The most widely celebrated Christian holidays are Christmas and Easter. Visiting friends and family at Christmas has become tradition. Prior to a large chicken or turkey lunch, most guests are offered sugarcoated almonds to snack on. Dessert is commonly bûche de noël , a French Christmas cake shaped like a yule log. Homes are decorated with tinsel, and Christmas trees are often adorned with orange peels cut into various
Lebanon’s variety of fresh fruits makes them popular after-dinner desserts. Melon, apples, oranges, tangerines, persimmons, grapes, and figs are great treats. Baklava , a sweet, flaky pastry, is usually associated with Greek cuisine. However, the Lebanese have embraced the dessert and normally prepare it with pistachio nuts, drizzled with rose-water syrup (the Greeks use walnuts and honey). Ahweh (strong, thick Arabic-style coffee) and the country’s national drink, arak (a colorless alcoholic beverage made with anise, also called “Lion’s Milk” because it is white), are most commonly served with dessert.
Arabs have a reputation for hospitality towards guests that come to visit, even if the visit was not planned (which most are not). Food is almost guaranteed to be delicious and filling.
A rural family will often pick fruit and vegetables from their own gardens. If they do not have what they need, a souk (street market shop) can provide them with any food from eggplant to mint leaves. Because bread is essential with almost every meal, rural women travel to the village bakery, called the foorn , to bake their breads and pastries for the day, as well as to catch up on gossip.
Lunch, the largest of the three meals eaten each day, is usually served around 2:00 p.m. Mezze , several appetizer-like dishes, are served first. Warm bread, hummus (chickpea paste), and olives, cheese, and pistachio nuts are commonly served.
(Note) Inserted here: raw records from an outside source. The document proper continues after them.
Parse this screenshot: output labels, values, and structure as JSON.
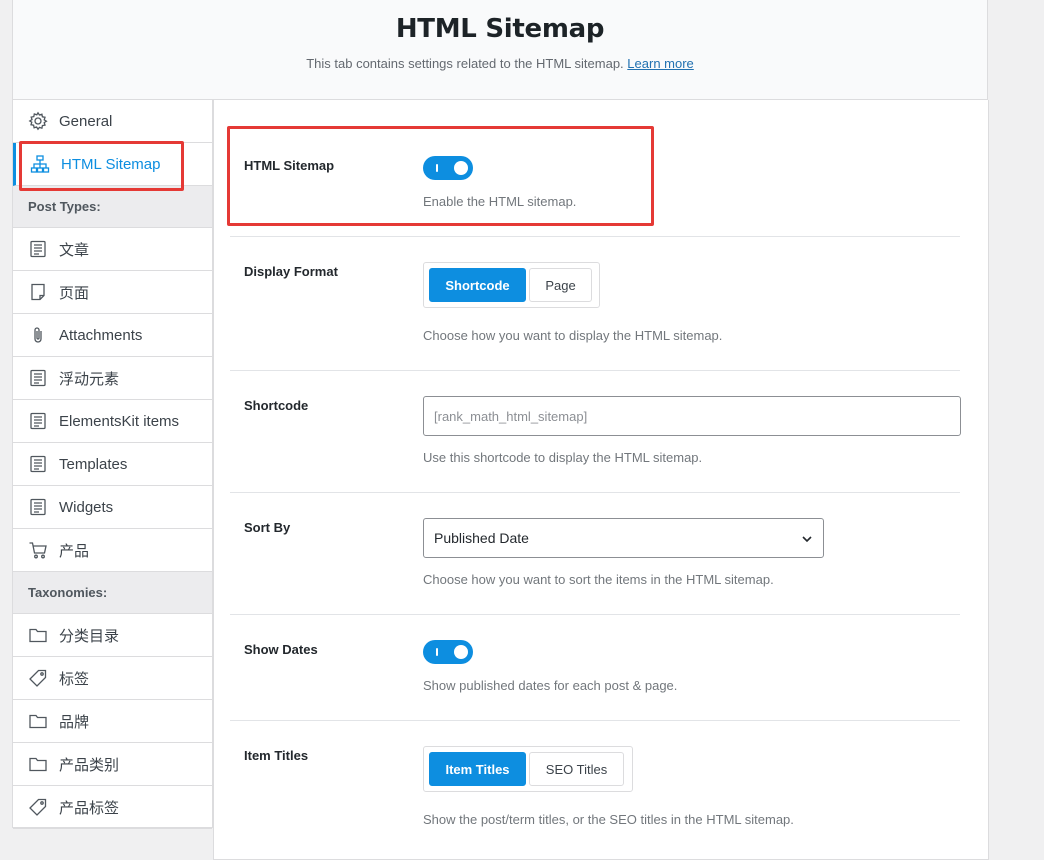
{
  "header": {
    "title": "HTML Sitemap",
    "description": "This tab contains settings related to the HTML sitemap.",
    "learn_more": "Learn more"
  },
  "sidebar": {
    "items": [
      {
        "label": "General",
        "icon": "gear-icon"
      },
      {
        "label": "HTML Sitemap",
        "icon": "sitemap-icon",
        "active": true
      }
    ],
    "post_types_heading": "Post Types:",
    "post_types": [
      {
        "label": "文章",
        "icon": "post-icon"
      },
      {
        "label": "页面",
        "icon": "page-icon"
      },
      {
        "label": "Attachments",
        "icon": "paperclip-icon"
      },
      {
        "label": "浮动元素",
        "icon": "post-icon"
      },
      {
        "label": "ElementsKit items",
        "icon": "post-icon"
      },
      {
        "label": "Templates",
        "icon": "post-icon"
      },
      {
        "label": "Widgets",
        "icon": "post-icon"
      },
      {
        "label": "产品",
        "icon": "cart-icon"
      }
    ],
    "taxonomies_heading": "Taxonomies:",
    "taxonomies": [
      {
        "label": "分类目录",
        "icon": "folder-icon"
      },
      {
        "label": "标签",
        "icon": "tag-icon"
      },
      {
        "label": "品牌",
        "icon": "folder-icon"
      },
      {
        "label": "产品类别",
        "icon": "folder-icon"
      },
      {
        "label": "产品标签",
        "icon": "tag-icon"
      }
    ]
  },
  "settings": {
    "html_sitemap": {
      "label": "HTML Sitemap",
      "enabled": true,
      "desc": "Enable the HTML sitemap."
    },
    "display_format": {
      "label": "Display Format",
      "options": [
        "Shortcode",
        "Page"
      ],
      "selected": "Shortcode",
      "desc": "Choose how you want to display the HTML sitemap."
    },
    "shortcode": {
      "label": "Shortcode",
      "value": "[rank_math_html_sitemap]",
      "desc": "Use this shortcode to display the HTML sitemap."
    },
    "sort_by": {
      "label": "Sort By",
      "value": "Published Date",
      "desc": "Choose how you want to sort the items in the HTML sitemap."
    },
    "show_dates": {
      "label": "Show Dates",
      "enabled": true,
      "desc": "Show published dates for each post & page."
    },
    "item_titles": {
      "label": "Item Titles",
      "options": [
        "Item Titles",
        "SEO Titles"
      ],
      "selected": "Item Titles",
      "desc": "Show the post/term titles, or the SEO titles in the HTML sitemap."
    }
  },
  "colors": {
    "accent": "#0d8ee0",
    "highlight": "#e53935"
  }
}
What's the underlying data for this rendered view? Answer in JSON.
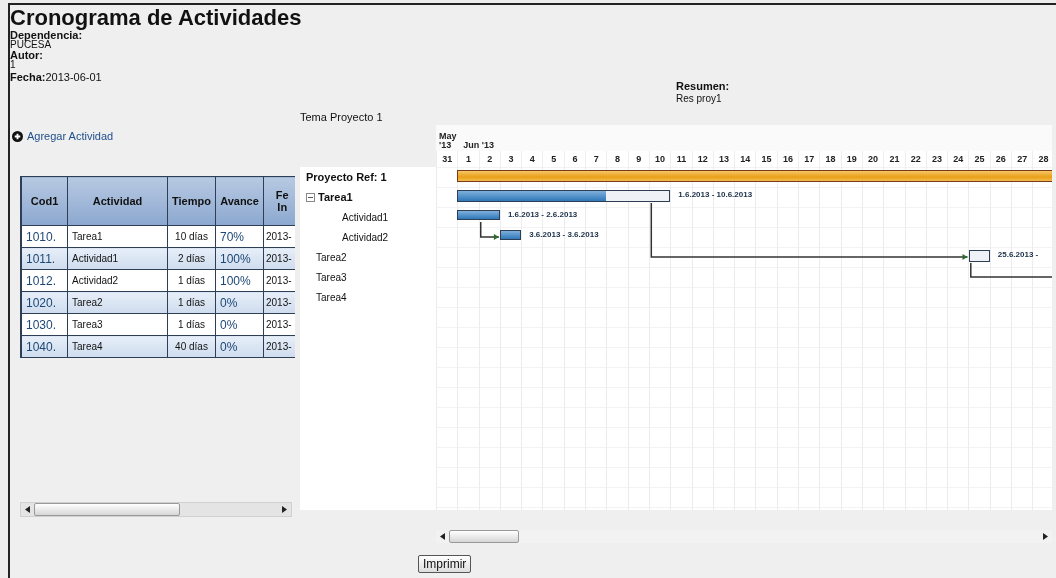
{
  "title": "Cronograma de Actividades",
  "details": [
    {
      "label": "Dependencia:",
      "value": "PUCESA"
    },
    {
      "label": "Autor:",
      "value": "1"
    }
  ],
  "date": {
    "label": "Fecha:",
    "value": "2013-06-01"
  },
  "summary": {
    "label": "Resumen:",
    "value": "Res proy1"
  },
  "theme": "Tema Proyecto 1",
  "add_action": {
    "label": "Agregar Actividad"
  },
  "table": {
    "columns": [
      "Cod1",
      "Actividad",
      "Tiempo",
      "Avance",
      "Fe In"
    ],
    "rows": [
      {
        "cells": [
          "1010.",
          "Tarea1",
          "10 días",
          "70%",
          "2013-"
        ]
      },
      {
        "cells": [
          "1011.",
          "Actividad1",
          "2 días",
          "100%",
          "2013-"
        ]
      },
      {
        "cells": [
          "1012.",
          "Actividad2",
          "1 días",
          "100%",
          "2013-"
        ]
      },
      {
        "cells": [
          "1020.",
          "Tarea2",
          "1 días",
          "0%",
          "2013-"
        ]
      },
      {
        "cells": [
          "1030.",
          "Tarea3",
          "1 días",
          "0%",
          "2013-"
        ]
      },
      {
        "cells": [
          "1040.",
          "Tarea4",
          "40 días",
          "0%",
          "2013-"
        ]
      }
    ]
  },
  "gantt": {
    "months": [
      {
        "label": "May '13",
        "days": [
          "31"
        ]
      },
      {
        "label": "Jun '13",
        "days": [
          "1",
          "2",
          "3",
          "4",
          "5",
          "6",
          "7",
          "8",
          "9",
          "10",
          "11",
          "12",
          "13",
          "14",
          "15",
          "16",
          "17",
          "18",
          "19",
          "20",
          "21",
          "22",
          "23",
          "24",
          "25",
          "26",
          "27",
          "28"
        ]
      }
    ],
    "project": {
      "label": "Proyecto Ref: 1"
    },
    "tasks": [
      {
        "name": "Tarea1",
        "expanded": true,
        "level": 0.7,
        "dates": "1.6.2013 - 10.6.2013",
        "children": [
          {
            "name": "Actividad1",
            "level": 1,
            "dates": "1.6.2013 - 2.6.2013"
          },
          {
            "name": "Actividad2",
            "level": 1,
            "dates": "3.6.2013 - 3.6.2013",
            "linked_to_previous": true
          }
        ]
      },
      {
        "name": "Tarea2",
        "level": 0,
        "dates": "25.6.2013 -",
        "linked_to_previous": true
      },
      {
        "name": "Tarea3",
        "linked_to_previous": true
      },
      {
        "name": "Tarea4"
      }
    ]
  },
  "print_button": "Imprimir"
}
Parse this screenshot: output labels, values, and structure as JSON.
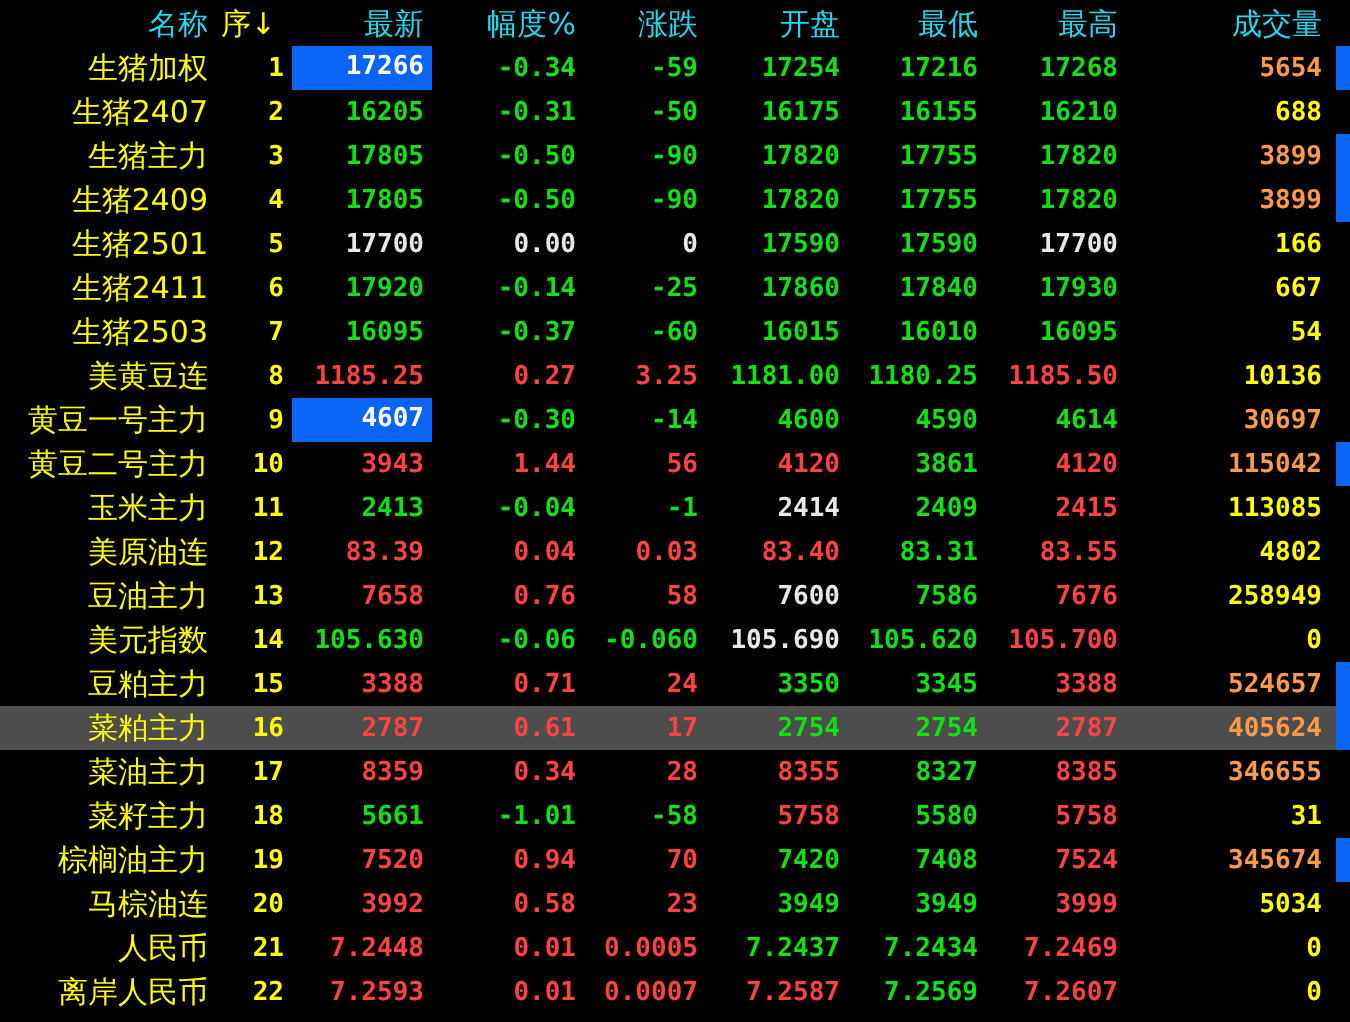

Kibbeh , the national dish, is frequently the main meal. Kebabs (cubes of cooked meat on a skewer) and kefta (ground meat mixed with herbs and spices) are popular too. Baklava or a fresh bowl of melon will likely make for a sweet dessert. Most children nap after such a plentiful afternoon meal.
Unlike in the United States, milk is rarely drunk with meals. Adults will often enjoy beer, wine, or arak (licorice-flavored liquor). Children enjoy limoonada (lemonade), fresh fruit juices, or jellab (a soft drink made from raisins and served with pine nuts). International restaurants are widespread throughout the country. French, Italian, German, Austrian, Scandinavian, Greek, Chinese, American, and Indian food are readily available. In addition, U.S. fast food chains are often bustling with people.
POLITICS, ECONOMICS, AND NUTRITION
The World Bank reports only about 2 percent of the Lebanese population is classified as undernourished, which means they do not receive sufficient nutrition in their diets. About 63 percent has adequate access to sanitation, and 100 percent to safe drinking water. Ninety-five percent of the population has access to health care services. Of children under the age of five, about 3 percent are underweight, and 12 percent are stunted (short for their age).
War and violence during the 1980s and 1990s has had a significant impact on the development of many Lebanese children. Between 1982 and 1990, there were over 144,000 deaths due to an Israeli invasion. As a result, many children suffer from post-traumatic stress disorders. According to law, children over the age of eight are allowed to work a maximum of seven hours a day, which also contributes to childrens’ stress.